In South Korea, the words are exactly the same 원수, pronounced wonsu. Not surprisingly, there is a slight difference in the pronunciation in North Korea, otherwise people might be calling Kim Il-sung and Kim Jong-il enemy.
The pronunciation for enemy in North Korea is wonssu, written 원쑤. That slight variance in the second character is the difference between a bad insult and a title for a leader. Korean is written with spaces between words, unlike Chinese and Japanese. It also uses many of the same punctuation marks as western languages do.

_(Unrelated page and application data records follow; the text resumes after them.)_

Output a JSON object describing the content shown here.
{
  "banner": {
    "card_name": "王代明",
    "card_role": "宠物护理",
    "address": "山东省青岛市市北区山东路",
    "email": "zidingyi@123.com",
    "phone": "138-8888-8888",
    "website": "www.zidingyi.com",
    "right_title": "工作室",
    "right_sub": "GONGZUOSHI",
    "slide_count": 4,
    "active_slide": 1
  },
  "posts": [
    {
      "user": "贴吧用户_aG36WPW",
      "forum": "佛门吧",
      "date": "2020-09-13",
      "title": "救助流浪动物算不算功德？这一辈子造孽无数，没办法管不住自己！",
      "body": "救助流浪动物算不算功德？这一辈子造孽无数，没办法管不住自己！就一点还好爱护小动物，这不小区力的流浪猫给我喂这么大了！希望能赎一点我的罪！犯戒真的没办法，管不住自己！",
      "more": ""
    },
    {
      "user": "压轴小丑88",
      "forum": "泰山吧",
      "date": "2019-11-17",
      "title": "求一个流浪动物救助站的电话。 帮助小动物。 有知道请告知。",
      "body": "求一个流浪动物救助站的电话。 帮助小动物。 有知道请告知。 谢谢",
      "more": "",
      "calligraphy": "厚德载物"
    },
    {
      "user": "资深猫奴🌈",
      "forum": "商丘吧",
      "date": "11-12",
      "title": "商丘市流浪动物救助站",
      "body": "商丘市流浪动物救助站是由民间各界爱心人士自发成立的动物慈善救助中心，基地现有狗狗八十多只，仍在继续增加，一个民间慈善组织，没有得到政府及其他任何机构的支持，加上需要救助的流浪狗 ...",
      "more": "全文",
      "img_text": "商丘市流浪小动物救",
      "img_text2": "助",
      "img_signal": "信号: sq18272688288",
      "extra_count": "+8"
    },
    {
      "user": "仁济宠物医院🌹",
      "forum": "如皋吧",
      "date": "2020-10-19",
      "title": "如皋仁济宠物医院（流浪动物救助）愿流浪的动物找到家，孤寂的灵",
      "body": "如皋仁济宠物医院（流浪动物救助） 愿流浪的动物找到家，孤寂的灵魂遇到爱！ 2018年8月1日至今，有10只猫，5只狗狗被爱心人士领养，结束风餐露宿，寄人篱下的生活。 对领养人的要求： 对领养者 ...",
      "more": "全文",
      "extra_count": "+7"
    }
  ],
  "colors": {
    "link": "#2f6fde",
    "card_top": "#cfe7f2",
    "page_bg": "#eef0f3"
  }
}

Korean is written in Hangul, the Korean alphabet, which was promoted by Sejong the Great in 1446. Before then, Chinese characters were used. Since the Korean War, huge differences in pronunciation have developed between the Korean of North Korea and the Korean spoke by people living in South Korea. Even the spelling between the two has varied greatly. Clearly, linguistics are influenced greatly by history and even by the needs of a society or government.